Behind the magic button: peer review

 

Students often tell us they’ve been asked to find ‘peer reviewed’ journal articles for an assignment. Librarians and academics sometimes talk about peer review in very general terms – ‘rigorous editorial process’, ‘evaluated by experts’, ‘reliable academic standard’ and so on. The language we use to talk about peer review  tends to be quite positive and therefore it’s no surprise that on campus there seems to be a general consensus that peer review is a good indicator of high quality information. Continue reading

What is PRISMA?

What is PRISMA?

Are you undertaking your dissertation or a major piece of research?

Looking for a diagram/flowchart to evidence your search strategy?

PRISMA is a recognised tool designed to improve the quality of reporting primary systematic and meta-analyses. A common question to the Academic Librarian team is “What is PRISMA and how do I complete the flowchart?”

Continue reading

The great grey yonder: making use of information sources beyond academic textbooks and journals

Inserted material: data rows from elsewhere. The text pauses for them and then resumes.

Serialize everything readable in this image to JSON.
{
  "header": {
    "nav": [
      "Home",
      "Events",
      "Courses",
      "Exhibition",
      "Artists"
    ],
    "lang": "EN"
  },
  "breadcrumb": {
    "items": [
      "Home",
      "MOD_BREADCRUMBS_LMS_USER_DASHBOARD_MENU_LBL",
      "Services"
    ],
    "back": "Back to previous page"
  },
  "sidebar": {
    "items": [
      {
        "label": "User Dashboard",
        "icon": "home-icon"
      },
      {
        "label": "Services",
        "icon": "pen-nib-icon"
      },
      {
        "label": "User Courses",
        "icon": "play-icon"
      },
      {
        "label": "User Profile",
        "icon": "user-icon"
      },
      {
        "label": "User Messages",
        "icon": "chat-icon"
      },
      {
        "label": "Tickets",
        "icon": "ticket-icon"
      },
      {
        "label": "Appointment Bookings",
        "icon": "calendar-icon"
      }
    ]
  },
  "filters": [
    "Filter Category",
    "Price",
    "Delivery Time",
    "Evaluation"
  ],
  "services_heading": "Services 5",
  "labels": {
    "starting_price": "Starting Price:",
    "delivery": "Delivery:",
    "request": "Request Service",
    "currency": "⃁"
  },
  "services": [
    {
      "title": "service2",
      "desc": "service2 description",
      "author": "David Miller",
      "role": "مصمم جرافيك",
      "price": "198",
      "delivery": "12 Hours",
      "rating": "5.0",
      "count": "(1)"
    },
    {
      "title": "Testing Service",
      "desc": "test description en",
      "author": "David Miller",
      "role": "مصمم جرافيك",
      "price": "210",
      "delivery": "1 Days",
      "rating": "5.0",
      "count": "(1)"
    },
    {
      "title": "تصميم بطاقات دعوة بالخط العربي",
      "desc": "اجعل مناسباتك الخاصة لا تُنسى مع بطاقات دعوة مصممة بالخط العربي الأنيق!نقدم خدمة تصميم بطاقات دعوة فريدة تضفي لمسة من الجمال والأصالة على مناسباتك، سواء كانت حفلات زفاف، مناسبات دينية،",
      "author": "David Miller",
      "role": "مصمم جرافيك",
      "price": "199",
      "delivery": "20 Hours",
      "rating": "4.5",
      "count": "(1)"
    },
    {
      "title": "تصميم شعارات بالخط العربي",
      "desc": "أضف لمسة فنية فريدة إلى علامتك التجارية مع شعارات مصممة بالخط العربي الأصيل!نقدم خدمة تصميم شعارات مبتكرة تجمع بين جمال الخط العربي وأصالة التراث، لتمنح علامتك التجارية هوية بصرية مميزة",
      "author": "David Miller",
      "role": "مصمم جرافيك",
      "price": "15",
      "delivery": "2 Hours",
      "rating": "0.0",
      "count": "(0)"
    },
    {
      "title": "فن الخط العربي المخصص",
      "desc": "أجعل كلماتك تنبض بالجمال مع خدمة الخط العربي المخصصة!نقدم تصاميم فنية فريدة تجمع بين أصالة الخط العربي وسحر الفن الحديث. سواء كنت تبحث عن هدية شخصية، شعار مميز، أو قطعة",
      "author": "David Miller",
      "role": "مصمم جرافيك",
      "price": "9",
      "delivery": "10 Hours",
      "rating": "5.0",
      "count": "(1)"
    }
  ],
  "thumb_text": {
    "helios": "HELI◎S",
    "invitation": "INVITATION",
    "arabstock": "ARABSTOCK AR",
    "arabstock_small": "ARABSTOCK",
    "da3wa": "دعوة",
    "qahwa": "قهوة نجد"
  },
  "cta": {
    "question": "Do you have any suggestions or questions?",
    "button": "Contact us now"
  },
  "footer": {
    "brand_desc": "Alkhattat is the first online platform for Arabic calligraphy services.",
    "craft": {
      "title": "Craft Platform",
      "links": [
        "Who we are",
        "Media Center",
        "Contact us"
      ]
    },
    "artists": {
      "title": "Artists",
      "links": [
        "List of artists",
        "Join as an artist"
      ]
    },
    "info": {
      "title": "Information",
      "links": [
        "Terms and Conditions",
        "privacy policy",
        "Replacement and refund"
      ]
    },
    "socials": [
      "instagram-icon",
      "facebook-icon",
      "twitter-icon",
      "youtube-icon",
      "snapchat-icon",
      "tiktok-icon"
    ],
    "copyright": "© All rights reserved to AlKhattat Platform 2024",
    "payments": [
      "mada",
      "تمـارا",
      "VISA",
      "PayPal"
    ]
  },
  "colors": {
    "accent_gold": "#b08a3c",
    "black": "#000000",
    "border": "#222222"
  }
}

Academic textbooks and journals are essential to completing your studies but they are often just one piece of a larger picture when you are investigating a topic. How can you describe the modern political landscape without referring to social media, understand the implementation of best practice in health care without consulting a clinical guideline, or evaluate the workforce inclusivity of a particular business or organisation without reviewing their diversity policy? This type of information has a place in any student’s research and it has a name – grey literature.

Continue reading